Statistics Canada (STC) strives to build quality into all its data products. One major dimension of data quality is interpretability, that is, the availability of the metadata or supplementary information necessary to interpret and utilize the data appropriately. This information normally covers the underlying concepts, variables and classifications used, the methodology of data collection and processing, and indications of the accuracy of the statistical information. To facilitate the interpretability through online dissemination of data, the STC website includes a metadata module which can be accessed from STC home page or through links from other parts of the site through which data are disseminated. The information used to populate this part of the website is drawn from the corporate metadata repository, the Integrated Metadatabase (IMDB) for which the development began four years ago. The IMDB stores information on over 700 STC surveys, of which nearly 400 are active. The database is kept up to date through an input system deployed over the departmental Intranet. Several times a day, an HTML generator reads the database and produces formatted HTML pages, which are made available on the STC website.

The key to avoiding problems in the update and the use of metadata is the design of a rigorous data model. The IMDB data model is an adaptation of the ISO 11179 and the Corporate Metadata Repository (CMR) models. ISO 11179 is an international standard for the specification, standardization and management of data elements through metadata registries, and the CMR is an extension of ISO 11179 developed by the US Bureau of the Census to contain many additional components specific to its needs as a large statistical organization.

This presentation describes the IMDB data model and reports on the current status of the multi-year project to implement the repository. The presentation will be concluded with a demonstration of the availability of survey metadata on Statistics Canada website.

Full presentation:
HTML   [PDF 202 KB] (slides)  [PDF 60 KB] (with comments)

Web Accessibility Issues
Jutta Treviranus
Adaptive Technology Resource Centre
University of Toronto

Individuals who need alternative access systems have additional and often more complex requirements when seeking resources. The range of choices is restricted and the tolerance for variation is reduced. The need for a standard method of accurately describing the nature of a resource as it relates to accessibility is critical. This presentation will describe the work of a group, initiated by the IMS Global Learning Consortium with the collaboration of Dublin Core, W3C, CENN and other organizations, to address the issue of accessibility Metadata.

Full presentation: HTML   [PDF 128 KB] (slides)


Metadata Policy in the Cultural Sector
Ron Wakkary
Chair, Standards, Research and Development Sub-committee of the National Advisory Board for Canadian Culture Online
Department of Canadian Heritage

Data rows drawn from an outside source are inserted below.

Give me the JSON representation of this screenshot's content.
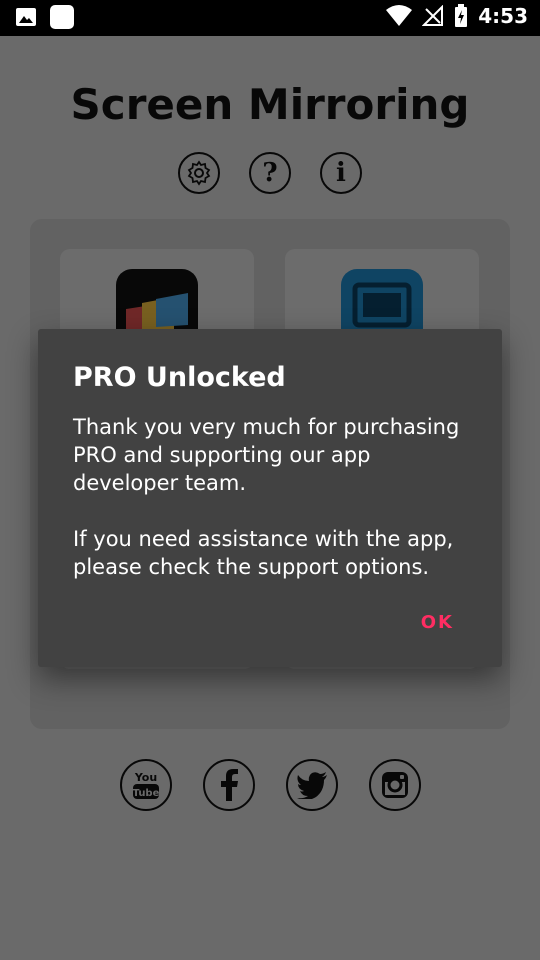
{
  "status_bar": {
    "time": "4:53"
  },
  "app": {
    "title": "Screen Mirroring"
  },
  "header_icons": [
    "gear-icon",
    "help-icon",
    "info-icon"
  ],
  "social_icons": [
    "youtube-icon",
    "facebook-icon",
    "twitter-icon",
    "instagram-icon"
  ],
  "dialog": {
    "title": "PRO Unlocked",
    "paragraph1": "Thank you very much for purchasing PRO and supporting our app developer team.",
    "paragraph2": "If you need assistance with the app, please check the support options.",
    "ok_label": "OK"
  },
  "colors": {
    "accent": "#ff2d62",
    "dialog_bg": "#424242",
    "cast_blue": "#1e88c7"
  }
}
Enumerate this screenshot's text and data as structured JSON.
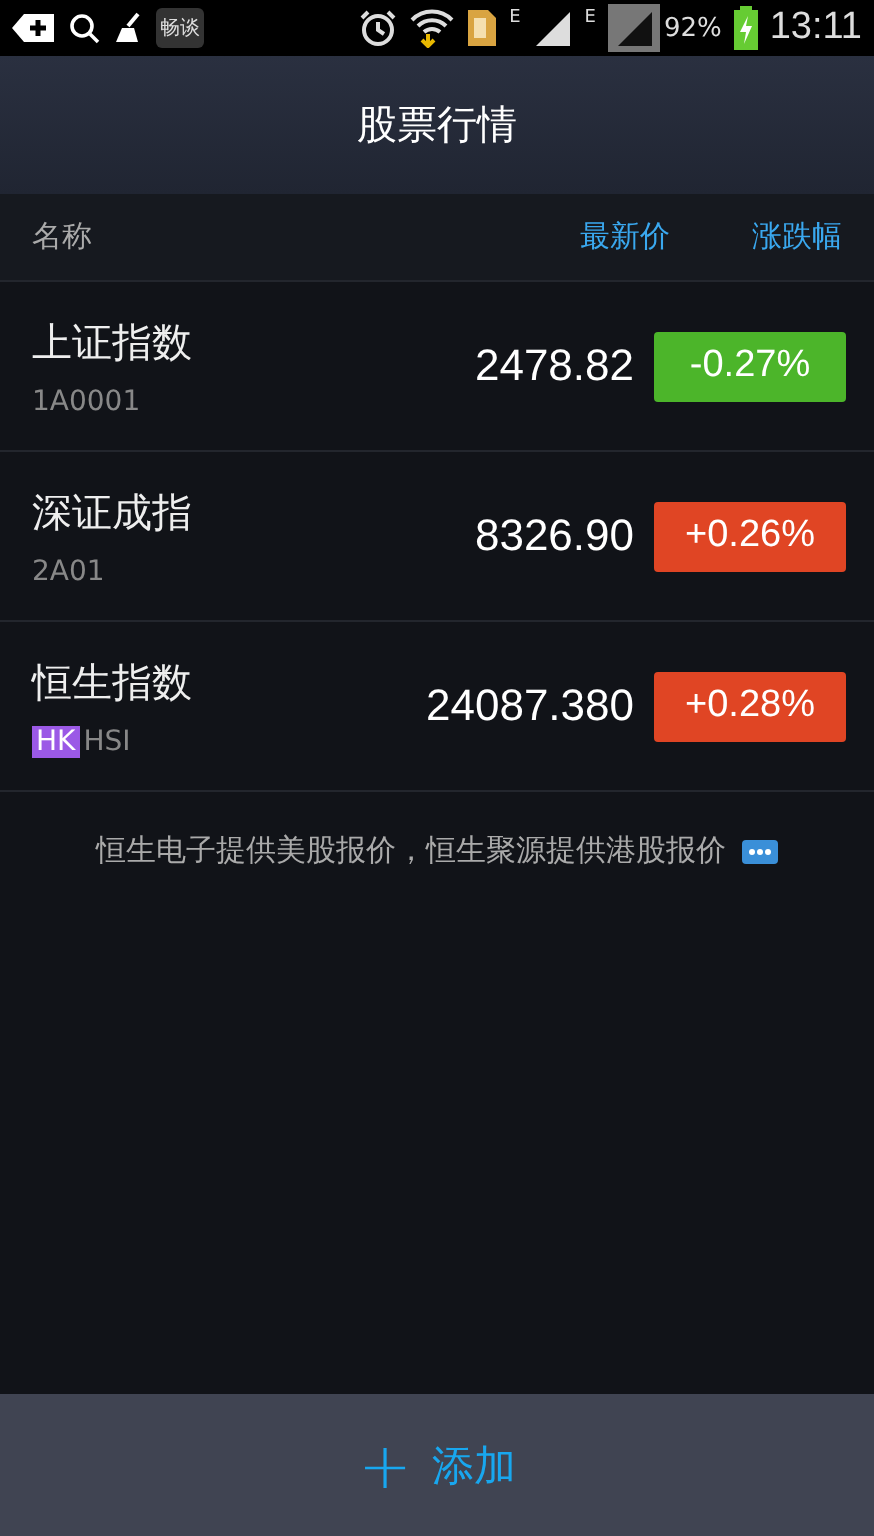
{
  "status_bar": {
    "app_label": "畅谈",
    "network_labels": [
      "E",
      "E"
    ],
    "battery": "92%",
    "time": "13:11"
  },
  "header": {
    "title": "股票行情"
  },
  "columns": [
    "名称",
    "最新价",
    "涨跌幅"
  ],
  "rows": [
    {
      "name": "上证指数",
      "code": "1A0001",
      "price": "2478.82",
      "change": "-0.27%",
      "color": "#4cb52a"
    },
    {
      "name": "深证成指",
      "code": "2A01",
      "price": "8326.90",
      "change": "+0.26%",
      "color": "#e04524"
    },
    {
      "name": "恒生指数",
      "tag": "HK",
      "code": "HSI",
      "price": "24087.380",
      "change": "+0.28%",
      "color": "#e04524"
    }
  ],
  "notice": "恒生电子提供美股报价，恒生聚源提供港股报价",
  "footer": {
    "icon": "+",
    "label": "添加"
  }
}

Full presentation: HTML   [PDF 513 KB] (slides)

Forum Distillation
Stephen Downes
National Research Council

Full presentation: HTML   [PDF 207 KB]

Stephen Downes' full summary of the Canadian Metadata Forum is available on his personal website: www.downes.ca/cgi-bin/website/view.cgi?dbs=Article&key;=1064099860